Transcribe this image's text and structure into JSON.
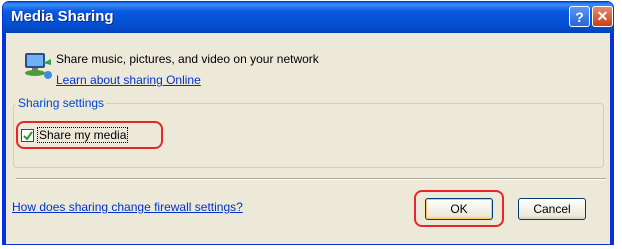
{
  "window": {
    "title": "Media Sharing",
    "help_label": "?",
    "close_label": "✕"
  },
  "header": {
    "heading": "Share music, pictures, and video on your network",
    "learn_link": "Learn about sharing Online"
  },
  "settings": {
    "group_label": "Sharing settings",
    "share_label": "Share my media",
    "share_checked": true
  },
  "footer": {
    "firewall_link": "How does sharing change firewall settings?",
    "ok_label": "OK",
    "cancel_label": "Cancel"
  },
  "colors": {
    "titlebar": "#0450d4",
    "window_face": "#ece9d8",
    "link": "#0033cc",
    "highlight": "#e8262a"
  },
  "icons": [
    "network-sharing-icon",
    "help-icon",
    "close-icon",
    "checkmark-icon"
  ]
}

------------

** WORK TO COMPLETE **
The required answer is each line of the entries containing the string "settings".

** OUTPUT **
  "settings": {
    "group_label": "Sharing settings",
    "firewall_link": "How does sharing change firewall settings?",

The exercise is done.